1. Aug 4, 2010

### Ashu2912

On drawing electric field vectors around an infinitely large positively charged plane sheet, we find that the length of the vectors (which represent the magnitude of the field at that point) on both sides of the sheet decreases with distance, and is directed away from both sides of the sheet.

We know that on joining these vectors to get electric field lines, the magnitude of the field at a point is now indicated by the number of electric field lines per unit area passing through the area element at the point perpendicular to the plane of paper on which the lines are drawn.
However, we see that the number of electric field lines per unit area passing through the perpendicular plane is the same at a point near the sheet as well as a point far away from the sheet. Clearly, this indicates that the magnitude of the electric field at the points near and far from the sheet is the same.

However, this is contrary to the observations stated in the first paragraph. Can anyone explain this, please???

2. Aug 4, 2010

### Staff: Mentor

Sure. Your first paragraph is wrong. The field from an infinite sheet of charge does not decrease with distance.

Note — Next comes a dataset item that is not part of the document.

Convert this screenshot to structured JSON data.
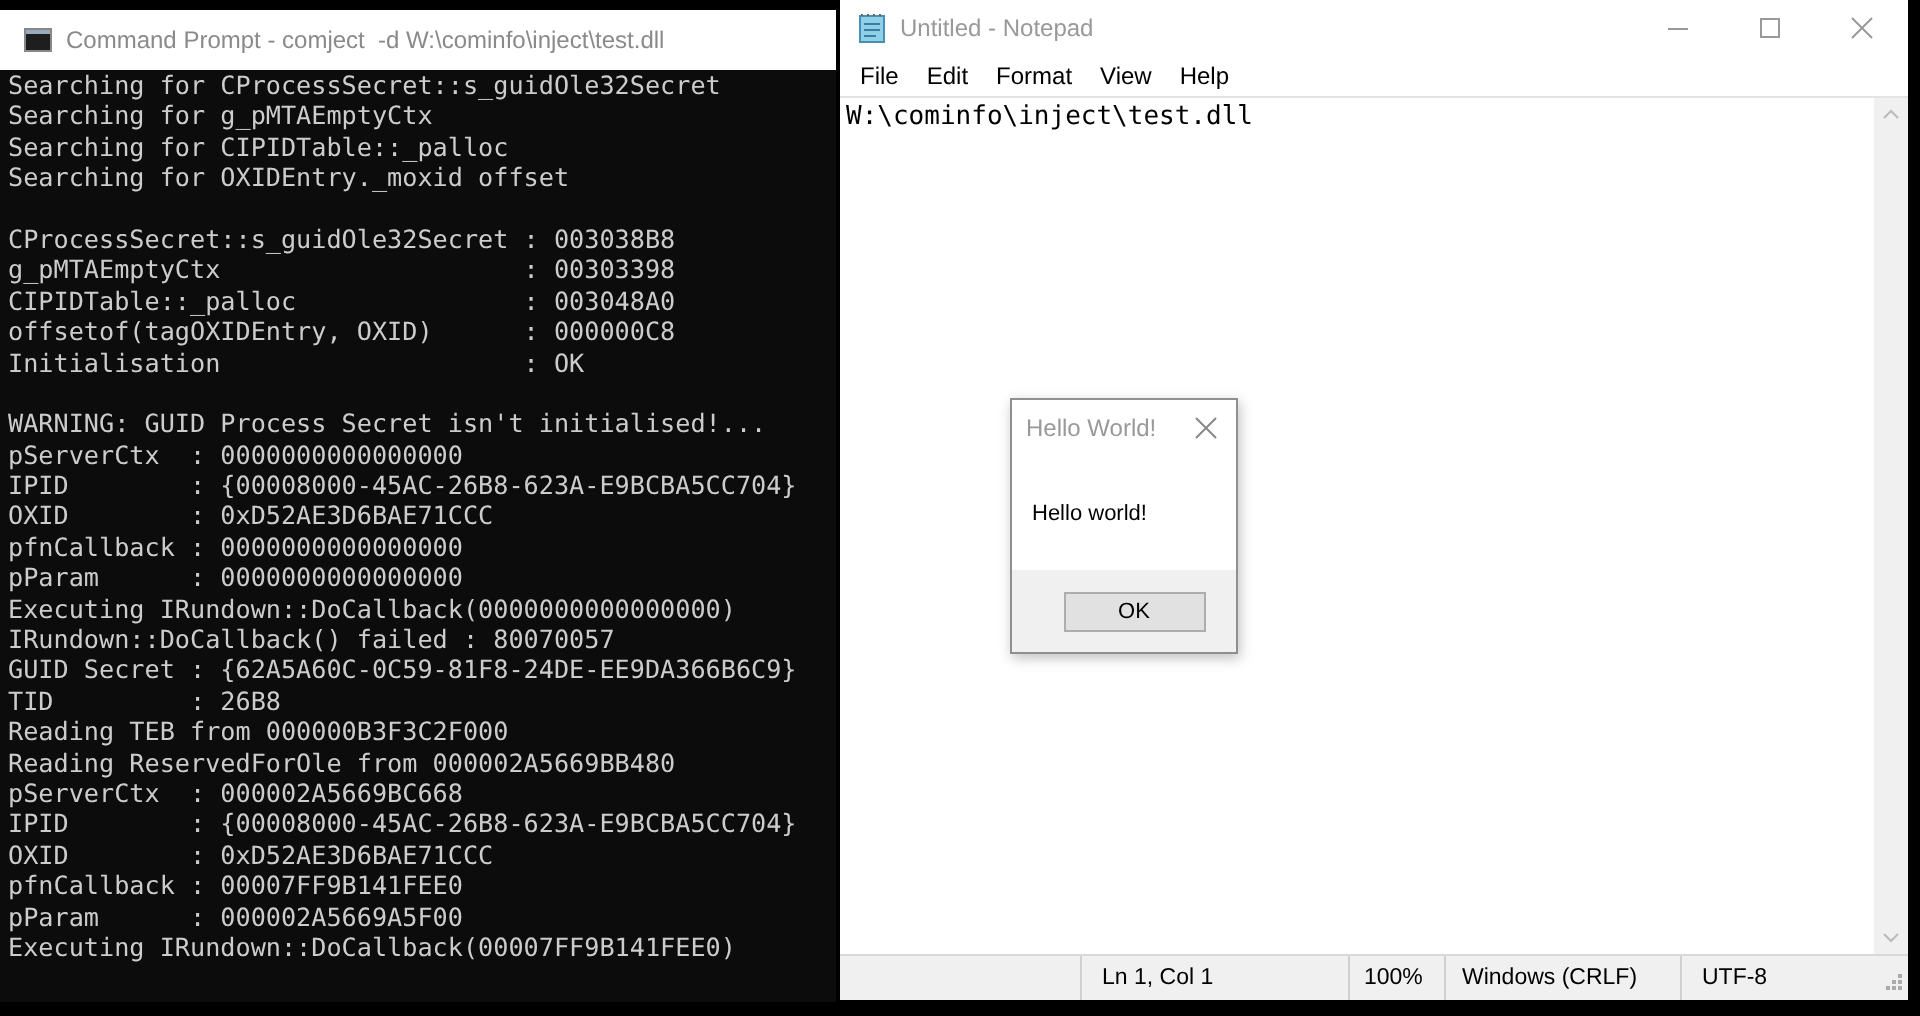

3. Aug 4, 2010

### Ashu2912

but y? i think the length of the vectors will decrease?

4. Aug 4, 2010

### Staff: Mentor

On what basis do you think that?

You can derive the field either using Gauss's law (the easy way) or by direct integration. You'll find that the field is independent of distance.

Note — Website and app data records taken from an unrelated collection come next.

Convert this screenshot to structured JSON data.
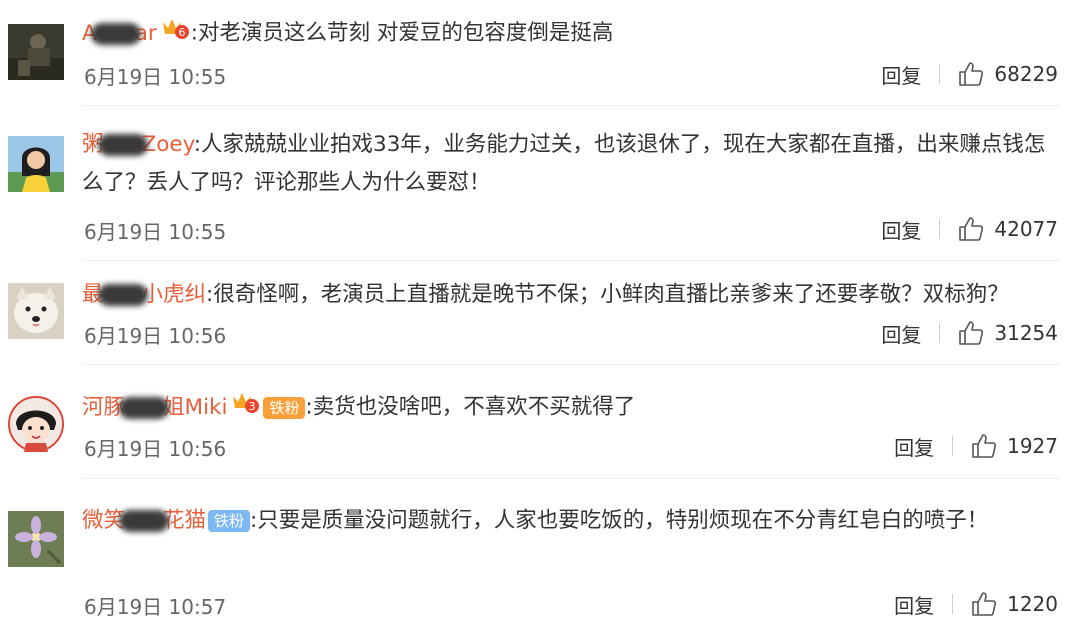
{
  "labels": {
    "reply": "回复"
  },
  "comments": [
    {
      "user": {
        "name_start": "A",
        "name_end": "ar"
      },
      "badges": {
        "vip_level": "6",
        "fan": ""
      },
      "separator": ":",
      "text": "对老演员这么苛刻 对爱豆的包容度倒是挺高",
      "time": "6月19日 10:55",
      "likes": "68229"
    },
    {
      "user": {
        "name_start": "粥",
        "name_end": "Zoey"
      },
      "badges": {
        "vip_level": "",
        "fan": ""
      },
      "separator": ":",
      "text": "人家兢兢业业拍戏33年，业务能力过关，也该退休了，现在大家都在直播，出来赚点钱怎么了？丢人了吗？评论那些人为什么要怼！",
      "time": "6月19日 10:55",
      "likes": "42077"
    },
    {
      "user": {
        "name_start": "最",
        "name_end": "小虎纠"
      },
      "badges": {
        "vip_level": "",
        "fan": ""
      },
      "separator": ":",
      "text": "很奇怪啊，老演员上直播就是晚节不保；小鲜肉直播比亲爹来了还要孝敬？双标狗？",
      "time": "6月19日 10:56",
      "likes": "31254"
    },
    {
      "user": {
        "name_start": "河豚",
        "name_end": "姐Miki"
      },
      "badges": {
        "vip_level": "3",
        "fan": "铁粉"
      },
      "separator": ":",
      "text": "卖货也没啥吧，不喜欢不买就得了",
      "time": "6月19日 10:56",
      "likes": "1927"
    },
    {
      "user": {
        "name_start": "微笑",
        "name_end": "花猫"
      },
      "badges": {
        "vip_level": "",
        "fan": "铁粉"
      },
      "separator": ":",
      "text": "只要是质量没问题就行，人家也要吃饭的，特别烦现在不分青红皂白的喷子！",
      "time": "6月19日 10:57",
      "likes": "1220"
    }
  ],
  "colors": {
    "username": "#e85f39",
    "fan_orange": "#f8a13b",
    "fan_blue": "#7cb8f2"
  },
  "icons": {
    "like": "thumbs-up-icon",
    "vip": "vip-crown-icon"
  }
}
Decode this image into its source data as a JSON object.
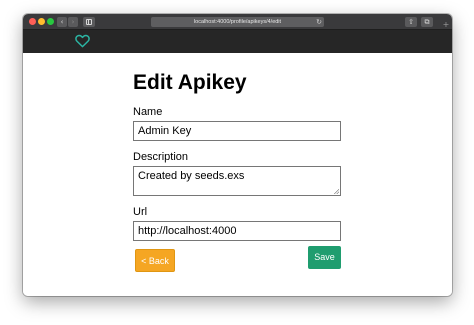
{
  "browser": {
    "address": "localhost:4000/profile/apikeys/4/edit",
    "nav_back_icon": "‹",
    "nav_forward_icon": "›",
    "reload_icon": "↻",
    "share_icon": "⇧",
    "tabs_icon": "⧉",
    "new_tab_icon": "+"
  },
  "app": {
    "logo_color": "#2bb5a3",
    "nav_background": "#262626"
  },
  "form": {
    "title": "Edit Apikey",
    "name_label": "Name",
    "name_value": "Admin Key",
    "description_label": "Description",
    "description_value": "Created by seeds.exs",
    "url_label": "Url",
    "url_value": "http://localhost:4000",
    "back_label": "< Back",
    "save_label": "Save"
  },
  "colors": {
    "back_button": "#f5a623",
    "save_button": "#1f9d6f"
  }
}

5. Aug 5, 2010

### Ashu2912

Consider two points A near the sheet on a field line and B far from the sheet on the same field line.

Clearly, by geometry, the distance of unit positive charge placed at A from all the elements and points on the sheet is smaller than when placed at B. Thus, by the Coulumb's Law, the forces due to various elements of the sheet on the unit positive charge at A is greater than the corresponding forces on the charge, when placed at B. The cosine components of the various forces will add up and the resultant force on the charge at A will be greater than the resultant force on the charge at B. This has led me to the conclusion that the field at A will be greater than that at B. The generalization based on this statement leads me to conclude that the field will decrease with distance.

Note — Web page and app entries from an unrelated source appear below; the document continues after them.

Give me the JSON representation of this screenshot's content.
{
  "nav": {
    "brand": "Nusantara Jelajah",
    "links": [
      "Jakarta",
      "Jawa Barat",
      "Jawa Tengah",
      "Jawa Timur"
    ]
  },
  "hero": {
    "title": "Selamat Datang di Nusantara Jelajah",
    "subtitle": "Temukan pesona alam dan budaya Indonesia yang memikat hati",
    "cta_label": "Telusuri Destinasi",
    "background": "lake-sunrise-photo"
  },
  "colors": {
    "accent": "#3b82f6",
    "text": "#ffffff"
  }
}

I know that this is contrary to the observations of the Gauss Law, but that is why the question has risen in my mind. Please help me!!!!!!!

6. Aug 5, 2010

### Staff: Mentor

OK.

OK. The force from any particular charge element in the plane on A is greater than on B. (But the angle that the force acts changes.)

This is where you are wrong. You have to actually do the calculation and see how they add up. While the force on B (from any particular charge element) is less, the angle changes, which changes the vertical component.

You'll need to set up the integral and actually do the calculation to see that no matter where you are above the plane, the total field is the same. (Treat the plane as a set of concentric rings of charge.)

7. Aug 5, 2010